Will. Jem. Tessa. Never did I think that these names would come to mean so much to me. I read this series on recommendation from a friend, but the friend in question only really enjoyed The Dark Artifices and just told me to read the rest of the books first so that I would be able to read those. As I sit here unable to comprehend that this series is actually over, I feel that I am going to have to disagree. Normally I cannot stand books with this kind of plot because it is obvious who the main character is going to choose and it ends up with the reader either not caring about the other character or there is no real reason that the character makes the choice they do, often making the reader feel cheated out of their preferred outcome. Cassandra Clare avoids all these things and crafts a story that truly makes it possible to want good things for everyone, and achieves this too. That is not to say that there is not heartbreak or pain in this novel. There is. But it serves to make the story stronger, not to weaken it with unnecessary conflict. There are elements of this story which I had somewhat predicted after I read Clockwork Prince, but they were incorporated in ways that surprised me, and yet I was thankful for them. Although I do think Will and Tessa were more alike, I would not have wanted that to come as a default choice (The Hunger Games anyone?), and as much as I love Will, I also loved Jem as a character and I don’t think I would have been fully satisfied had what I originally predicted happened in the way I had thought it would. And the ending was everything. The amazing thing about this series is that it really is a true triangle, but not a lopsided one which causes problems for everyone. Rather, it is a perfect equilateral triangle. Each point is equally connected to both the others. Even though Jem and Will’s bond is not the same as the one between each of them and Tessa. It is not any less important for it. Honestly, the connection between them was so pure and strong that at times it made me want to cry.
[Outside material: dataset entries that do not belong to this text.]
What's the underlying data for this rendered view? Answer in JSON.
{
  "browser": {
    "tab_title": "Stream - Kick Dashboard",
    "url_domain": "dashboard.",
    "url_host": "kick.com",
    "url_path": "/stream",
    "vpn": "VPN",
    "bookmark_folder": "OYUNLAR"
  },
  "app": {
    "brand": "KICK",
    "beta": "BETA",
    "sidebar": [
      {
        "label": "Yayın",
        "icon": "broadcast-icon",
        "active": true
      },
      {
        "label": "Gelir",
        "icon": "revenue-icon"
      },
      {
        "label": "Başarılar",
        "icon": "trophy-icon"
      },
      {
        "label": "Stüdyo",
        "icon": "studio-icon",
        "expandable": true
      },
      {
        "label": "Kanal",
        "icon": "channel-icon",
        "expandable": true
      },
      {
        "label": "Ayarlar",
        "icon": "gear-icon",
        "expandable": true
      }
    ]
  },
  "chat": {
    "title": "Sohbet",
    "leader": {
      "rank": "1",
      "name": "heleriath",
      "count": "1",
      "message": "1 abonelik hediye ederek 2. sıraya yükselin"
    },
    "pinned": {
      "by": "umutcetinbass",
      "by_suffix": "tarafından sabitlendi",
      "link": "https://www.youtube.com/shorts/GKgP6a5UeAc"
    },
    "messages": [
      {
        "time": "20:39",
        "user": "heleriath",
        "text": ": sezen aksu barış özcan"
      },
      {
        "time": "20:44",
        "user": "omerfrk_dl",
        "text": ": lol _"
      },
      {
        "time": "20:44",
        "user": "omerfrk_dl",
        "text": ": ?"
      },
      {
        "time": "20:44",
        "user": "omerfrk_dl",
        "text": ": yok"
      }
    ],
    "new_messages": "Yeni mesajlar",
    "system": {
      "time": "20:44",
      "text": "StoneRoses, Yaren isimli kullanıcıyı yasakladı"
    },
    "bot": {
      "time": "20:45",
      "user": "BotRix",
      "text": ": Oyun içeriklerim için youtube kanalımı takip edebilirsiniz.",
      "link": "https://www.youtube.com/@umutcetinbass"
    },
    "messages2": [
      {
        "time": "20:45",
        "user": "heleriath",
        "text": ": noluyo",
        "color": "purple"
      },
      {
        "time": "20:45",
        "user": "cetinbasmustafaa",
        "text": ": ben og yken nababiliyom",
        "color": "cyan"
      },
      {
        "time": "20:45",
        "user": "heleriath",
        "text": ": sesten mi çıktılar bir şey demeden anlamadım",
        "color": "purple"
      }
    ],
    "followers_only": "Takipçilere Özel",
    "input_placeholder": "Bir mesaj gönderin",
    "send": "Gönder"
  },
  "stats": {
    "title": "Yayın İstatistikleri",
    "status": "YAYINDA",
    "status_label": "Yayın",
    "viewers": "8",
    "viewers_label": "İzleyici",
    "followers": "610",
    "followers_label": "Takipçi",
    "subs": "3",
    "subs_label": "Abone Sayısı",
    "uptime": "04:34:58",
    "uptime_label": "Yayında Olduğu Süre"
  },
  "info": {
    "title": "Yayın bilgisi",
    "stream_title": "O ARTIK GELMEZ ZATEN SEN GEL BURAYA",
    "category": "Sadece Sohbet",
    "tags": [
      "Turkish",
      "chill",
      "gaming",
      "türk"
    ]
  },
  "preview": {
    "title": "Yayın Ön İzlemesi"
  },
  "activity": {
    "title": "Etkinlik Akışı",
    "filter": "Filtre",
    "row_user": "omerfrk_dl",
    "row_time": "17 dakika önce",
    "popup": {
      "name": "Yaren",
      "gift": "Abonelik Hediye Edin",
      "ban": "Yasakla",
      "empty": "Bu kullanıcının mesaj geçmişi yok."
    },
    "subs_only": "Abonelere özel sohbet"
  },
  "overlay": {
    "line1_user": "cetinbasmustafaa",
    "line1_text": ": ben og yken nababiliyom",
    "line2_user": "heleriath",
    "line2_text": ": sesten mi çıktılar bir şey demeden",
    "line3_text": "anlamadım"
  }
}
This is not a story of Will and Tessa, or Jem and Tessa, or Will and Jem. It is the story of Will, Jem, and Tessa. William, James and Theresa. And I am just happy to have been able to read it.